Customer loyalty has been a challenge for much longer than eCommerce has been around – but lucky for us, we’ve got more tools, options, and clever ideas for that than ever.

Case Study: SNAG Tights

SNAG are an online-only specialist tights retailer with a cult following – known for their inclusive sizing and large range of sizes – rare in the hosiery world.

How they survived: SNAG only sold online prior to the pandemic, so didn’t have retail store overheads, but they ran into a new problem – lack of stock. While usually tights are a regular purchase, they could see people probably wouldn’t buy too many more pairs any time soon if they were staying home for months. To cover their overheads and keep going in the pandemic, they needed to sell a lot more tights than projected, but they didn’t have enough stock in the warehouse to sell, and due to supplier issues, there wasn’t any more coming in.

How they adapted: They tried something they never had done before – offered their customers the chance to pre-buy vouchers now, with the promise they would get a better deal on tights later. Whether it was the promise of a bargain, or the rallying cry of ‘support small business’ that was so widespread during 2020, their customers lapped it up – not only did they purchase in droves, but they shared the news far and wide, netting SNAG plenty of positive PR and undoubtedly new customers.

How they’ll thrive: What SNAG will do next remains to be seen – but they’ve proved their customers will go for a ‘buy now, get later’ model with their products. Perhaps they could leverage this by offering pre-orders on new designs or product ranges – helping to gauge demand, but also allowing them to increase their margins with better purchasing power.

Keeping positive momentum

It’s not all sunshine and rainbows, though. Many firms found their current workflows and systems weren’t fit for purpose after the pivot – how do you sell heavy products online when you don’t offer home delivery? How do you ship out double the orders with half the warehouse staff due to social distancing measures? What can you do when you’re out of stock of an item there’s unprecedented demand for (like toilet paper)?

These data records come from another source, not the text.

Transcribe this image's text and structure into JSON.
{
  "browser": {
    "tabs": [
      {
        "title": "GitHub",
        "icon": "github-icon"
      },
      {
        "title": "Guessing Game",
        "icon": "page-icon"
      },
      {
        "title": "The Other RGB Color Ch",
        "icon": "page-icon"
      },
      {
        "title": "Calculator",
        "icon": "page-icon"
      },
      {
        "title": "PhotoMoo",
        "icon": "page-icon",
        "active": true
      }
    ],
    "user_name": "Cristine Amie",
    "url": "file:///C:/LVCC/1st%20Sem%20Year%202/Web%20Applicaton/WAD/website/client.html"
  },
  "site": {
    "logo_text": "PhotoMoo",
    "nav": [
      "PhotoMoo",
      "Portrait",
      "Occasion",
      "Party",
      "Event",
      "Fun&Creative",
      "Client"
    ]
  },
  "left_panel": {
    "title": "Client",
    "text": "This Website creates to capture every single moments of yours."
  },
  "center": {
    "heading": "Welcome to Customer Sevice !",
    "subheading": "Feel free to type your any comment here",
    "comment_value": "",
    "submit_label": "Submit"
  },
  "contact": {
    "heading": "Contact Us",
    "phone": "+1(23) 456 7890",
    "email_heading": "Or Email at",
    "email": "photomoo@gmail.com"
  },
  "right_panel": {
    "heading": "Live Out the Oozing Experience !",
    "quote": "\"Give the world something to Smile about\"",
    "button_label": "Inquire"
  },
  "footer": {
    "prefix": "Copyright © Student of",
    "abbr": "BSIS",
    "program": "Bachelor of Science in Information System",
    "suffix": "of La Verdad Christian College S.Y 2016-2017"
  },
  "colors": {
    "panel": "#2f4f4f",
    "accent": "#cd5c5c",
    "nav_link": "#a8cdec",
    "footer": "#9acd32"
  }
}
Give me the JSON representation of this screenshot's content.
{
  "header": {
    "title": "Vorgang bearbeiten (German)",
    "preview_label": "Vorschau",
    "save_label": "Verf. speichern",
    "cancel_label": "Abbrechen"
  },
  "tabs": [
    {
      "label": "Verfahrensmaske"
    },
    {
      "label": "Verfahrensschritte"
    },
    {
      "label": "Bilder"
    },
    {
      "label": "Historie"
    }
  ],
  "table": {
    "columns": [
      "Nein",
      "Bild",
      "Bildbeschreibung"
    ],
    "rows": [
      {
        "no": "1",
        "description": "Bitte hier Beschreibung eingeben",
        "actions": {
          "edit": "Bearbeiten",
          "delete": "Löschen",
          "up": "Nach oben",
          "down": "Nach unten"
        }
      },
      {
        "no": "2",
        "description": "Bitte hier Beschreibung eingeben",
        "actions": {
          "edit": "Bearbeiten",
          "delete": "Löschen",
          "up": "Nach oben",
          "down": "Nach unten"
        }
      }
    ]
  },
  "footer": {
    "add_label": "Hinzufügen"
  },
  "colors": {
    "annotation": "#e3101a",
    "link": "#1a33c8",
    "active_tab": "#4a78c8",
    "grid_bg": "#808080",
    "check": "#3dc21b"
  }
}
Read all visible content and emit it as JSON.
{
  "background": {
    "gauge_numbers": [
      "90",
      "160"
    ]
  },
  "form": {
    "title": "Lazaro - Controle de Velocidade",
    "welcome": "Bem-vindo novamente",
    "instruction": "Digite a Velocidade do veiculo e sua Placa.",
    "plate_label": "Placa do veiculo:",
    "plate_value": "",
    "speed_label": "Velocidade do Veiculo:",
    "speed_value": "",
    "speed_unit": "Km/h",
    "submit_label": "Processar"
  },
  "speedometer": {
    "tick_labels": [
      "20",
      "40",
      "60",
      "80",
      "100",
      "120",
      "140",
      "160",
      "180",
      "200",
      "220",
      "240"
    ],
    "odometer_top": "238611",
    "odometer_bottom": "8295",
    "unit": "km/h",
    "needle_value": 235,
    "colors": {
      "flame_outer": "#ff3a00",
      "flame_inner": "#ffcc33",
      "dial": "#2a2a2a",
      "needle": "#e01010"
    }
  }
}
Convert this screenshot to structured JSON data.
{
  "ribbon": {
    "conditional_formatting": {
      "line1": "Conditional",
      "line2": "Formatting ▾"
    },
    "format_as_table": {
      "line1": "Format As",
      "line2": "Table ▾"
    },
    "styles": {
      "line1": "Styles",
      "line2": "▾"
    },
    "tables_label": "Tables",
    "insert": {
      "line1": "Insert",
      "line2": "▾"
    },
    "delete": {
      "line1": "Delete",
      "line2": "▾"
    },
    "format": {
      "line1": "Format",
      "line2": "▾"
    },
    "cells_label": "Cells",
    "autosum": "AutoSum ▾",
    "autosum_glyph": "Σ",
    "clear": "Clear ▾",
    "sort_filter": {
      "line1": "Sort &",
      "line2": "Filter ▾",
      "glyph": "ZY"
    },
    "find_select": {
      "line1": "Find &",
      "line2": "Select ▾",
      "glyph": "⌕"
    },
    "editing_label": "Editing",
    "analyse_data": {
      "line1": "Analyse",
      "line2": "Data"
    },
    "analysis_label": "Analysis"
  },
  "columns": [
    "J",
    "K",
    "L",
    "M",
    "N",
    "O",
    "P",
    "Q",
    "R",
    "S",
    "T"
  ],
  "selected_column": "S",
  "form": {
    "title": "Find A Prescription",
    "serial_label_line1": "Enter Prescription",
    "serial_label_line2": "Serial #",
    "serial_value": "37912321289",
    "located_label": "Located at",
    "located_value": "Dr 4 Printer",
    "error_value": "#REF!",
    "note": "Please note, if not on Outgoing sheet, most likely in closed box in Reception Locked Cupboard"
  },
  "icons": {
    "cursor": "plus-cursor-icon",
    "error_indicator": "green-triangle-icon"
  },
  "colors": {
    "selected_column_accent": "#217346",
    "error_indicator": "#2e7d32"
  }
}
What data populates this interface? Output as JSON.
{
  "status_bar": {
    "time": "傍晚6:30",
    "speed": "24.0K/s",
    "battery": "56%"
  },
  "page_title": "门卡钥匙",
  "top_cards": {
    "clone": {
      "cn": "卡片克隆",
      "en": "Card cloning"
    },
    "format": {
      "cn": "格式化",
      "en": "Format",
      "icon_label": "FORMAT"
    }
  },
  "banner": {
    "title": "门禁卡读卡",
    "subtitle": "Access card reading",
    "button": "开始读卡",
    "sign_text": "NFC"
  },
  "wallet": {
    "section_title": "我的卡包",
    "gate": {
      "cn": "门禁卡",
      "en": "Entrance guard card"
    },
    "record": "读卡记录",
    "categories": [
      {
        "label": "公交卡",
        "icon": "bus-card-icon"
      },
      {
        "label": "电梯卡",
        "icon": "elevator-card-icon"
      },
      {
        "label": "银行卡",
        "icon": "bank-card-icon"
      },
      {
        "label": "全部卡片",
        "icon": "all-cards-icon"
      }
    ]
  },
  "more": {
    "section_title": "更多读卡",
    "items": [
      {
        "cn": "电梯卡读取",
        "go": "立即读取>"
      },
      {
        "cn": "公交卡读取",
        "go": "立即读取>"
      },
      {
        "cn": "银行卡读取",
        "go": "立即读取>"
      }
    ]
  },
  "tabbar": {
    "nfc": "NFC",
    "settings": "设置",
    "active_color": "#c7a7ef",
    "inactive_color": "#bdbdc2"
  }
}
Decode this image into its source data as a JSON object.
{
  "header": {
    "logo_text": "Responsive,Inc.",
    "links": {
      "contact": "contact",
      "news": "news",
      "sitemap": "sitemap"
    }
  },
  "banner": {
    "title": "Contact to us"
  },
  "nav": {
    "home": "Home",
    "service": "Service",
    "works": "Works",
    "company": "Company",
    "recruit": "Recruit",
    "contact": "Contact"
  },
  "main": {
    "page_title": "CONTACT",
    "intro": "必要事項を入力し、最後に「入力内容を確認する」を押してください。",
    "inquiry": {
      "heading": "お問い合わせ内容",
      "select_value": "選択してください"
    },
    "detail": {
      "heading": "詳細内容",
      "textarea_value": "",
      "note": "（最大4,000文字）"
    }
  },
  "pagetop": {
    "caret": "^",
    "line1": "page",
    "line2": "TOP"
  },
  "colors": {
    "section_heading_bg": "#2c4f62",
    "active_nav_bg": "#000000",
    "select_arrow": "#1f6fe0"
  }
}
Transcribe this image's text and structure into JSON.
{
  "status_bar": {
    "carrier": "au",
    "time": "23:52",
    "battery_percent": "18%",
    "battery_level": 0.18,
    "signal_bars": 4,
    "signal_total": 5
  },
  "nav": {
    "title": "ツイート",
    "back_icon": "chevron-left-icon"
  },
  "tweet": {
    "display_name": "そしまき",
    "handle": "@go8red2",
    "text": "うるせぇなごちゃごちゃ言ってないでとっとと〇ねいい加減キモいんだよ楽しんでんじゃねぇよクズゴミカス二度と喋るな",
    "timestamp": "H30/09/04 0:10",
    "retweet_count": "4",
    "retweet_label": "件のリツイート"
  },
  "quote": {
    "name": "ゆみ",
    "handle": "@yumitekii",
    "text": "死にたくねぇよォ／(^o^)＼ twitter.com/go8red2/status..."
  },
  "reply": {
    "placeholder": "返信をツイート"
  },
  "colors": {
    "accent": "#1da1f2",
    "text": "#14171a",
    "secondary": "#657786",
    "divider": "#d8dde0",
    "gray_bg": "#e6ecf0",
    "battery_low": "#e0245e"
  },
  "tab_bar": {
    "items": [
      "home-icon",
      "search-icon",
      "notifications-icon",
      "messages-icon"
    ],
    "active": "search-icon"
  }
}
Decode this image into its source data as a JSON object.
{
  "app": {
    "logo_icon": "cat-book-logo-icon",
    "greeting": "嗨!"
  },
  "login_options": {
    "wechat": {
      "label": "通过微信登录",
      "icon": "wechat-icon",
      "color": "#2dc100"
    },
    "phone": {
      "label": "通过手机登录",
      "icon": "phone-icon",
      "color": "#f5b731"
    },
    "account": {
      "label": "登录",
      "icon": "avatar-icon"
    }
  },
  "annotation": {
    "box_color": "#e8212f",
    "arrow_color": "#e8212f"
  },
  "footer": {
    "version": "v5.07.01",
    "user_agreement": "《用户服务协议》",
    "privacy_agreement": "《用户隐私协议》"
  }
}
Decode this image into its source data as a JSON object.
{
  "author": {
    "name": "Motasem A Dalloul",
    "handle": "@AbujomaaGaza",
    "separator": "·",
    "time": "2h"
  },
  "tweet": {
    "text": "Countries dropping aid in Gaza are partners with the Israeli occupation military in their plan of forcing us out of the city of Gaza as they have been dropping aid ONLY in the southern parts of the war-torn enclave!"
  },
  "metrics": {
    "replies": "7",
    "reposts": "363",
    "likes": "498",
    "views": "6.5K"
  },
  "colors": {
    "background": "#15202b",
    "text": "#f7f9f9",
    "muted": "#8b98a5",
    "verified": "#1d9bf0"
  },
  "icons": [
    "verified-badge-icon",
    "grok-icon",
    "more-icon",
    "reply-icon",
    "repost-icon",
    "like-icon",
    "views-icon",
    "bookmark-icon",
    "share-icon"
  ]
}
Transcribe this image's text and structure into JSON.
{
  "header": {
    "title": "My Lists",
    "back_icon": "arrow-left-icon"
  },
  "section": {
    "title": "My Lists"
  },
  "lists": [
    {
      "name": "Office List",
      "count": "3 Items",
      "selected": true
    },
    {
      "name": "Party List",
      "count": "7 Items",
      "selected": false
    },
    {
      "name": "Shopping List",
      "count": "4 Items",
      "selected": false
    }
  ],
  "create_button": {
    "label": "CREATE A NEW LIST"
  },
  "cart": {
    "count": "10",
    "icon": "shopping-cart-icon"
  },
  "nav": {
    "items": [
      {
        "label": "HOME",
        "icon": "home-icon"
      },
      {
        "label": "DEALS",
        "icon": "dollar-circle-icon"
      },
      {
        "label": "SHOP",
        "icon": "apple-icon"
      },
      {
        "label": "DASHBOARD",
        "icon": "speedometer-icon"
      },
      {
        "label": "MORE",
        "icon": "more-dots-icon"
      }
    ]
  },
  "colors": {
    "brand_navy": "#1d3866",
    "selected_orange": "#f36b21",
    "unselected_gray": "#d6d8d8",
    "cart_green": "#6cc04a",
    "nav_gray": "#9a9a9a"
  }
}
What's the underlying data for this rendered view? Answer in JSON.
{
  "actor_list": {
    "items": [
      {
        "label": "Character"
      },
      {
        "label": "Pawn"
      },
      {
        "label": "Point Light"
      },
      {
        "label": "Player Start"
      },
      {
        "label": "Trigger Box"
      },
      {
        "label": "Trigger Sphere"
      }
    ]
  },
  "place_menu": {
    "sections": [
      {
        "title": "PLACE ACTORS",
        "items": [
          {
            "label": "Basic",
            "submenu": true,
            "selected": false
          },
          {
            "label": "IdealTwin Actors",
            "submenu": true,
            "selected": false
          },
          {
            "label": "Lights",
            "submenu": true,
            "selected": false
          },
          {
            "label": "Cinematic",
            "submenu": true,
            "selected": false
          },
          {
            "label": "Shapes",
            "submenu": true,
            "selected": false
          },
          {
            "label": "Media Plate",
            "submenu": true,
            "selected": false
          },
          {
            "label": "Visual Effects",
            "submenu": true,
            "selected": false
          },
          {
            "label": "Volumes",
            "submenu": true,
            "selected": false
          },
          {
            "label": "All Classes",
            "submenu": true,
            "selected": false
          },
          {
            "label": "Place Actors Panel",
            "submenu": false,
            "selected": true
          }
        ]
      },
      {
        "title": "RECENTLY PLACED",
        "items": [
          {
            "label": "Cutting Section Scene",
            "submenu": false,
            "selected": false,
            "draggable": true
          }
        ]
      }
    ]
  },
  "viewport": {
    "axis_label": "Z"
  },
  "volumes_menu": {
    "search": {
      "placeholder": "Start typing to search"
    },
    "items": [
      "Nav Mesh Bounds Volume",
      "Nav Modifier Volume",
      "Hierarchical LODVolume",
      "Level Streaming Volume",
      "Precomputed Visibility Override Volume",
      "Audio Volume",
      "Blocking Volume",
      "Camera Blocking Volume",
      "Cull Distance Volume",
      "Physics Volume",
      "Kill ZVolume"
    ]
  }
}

Many of the changes in the way we live presented problems that merchants had never been seen before – much less prepared for. But the solutions firms found, in many cases, will continue to benefit their customers long after things return to a ‘relative normal’.

Join our workshop?

If you’d like to learn more about the tools and techniques we use to help our clients plan their business strategies and growth models, we’re running a series of invitation-only workshop events. Email to request a space and date.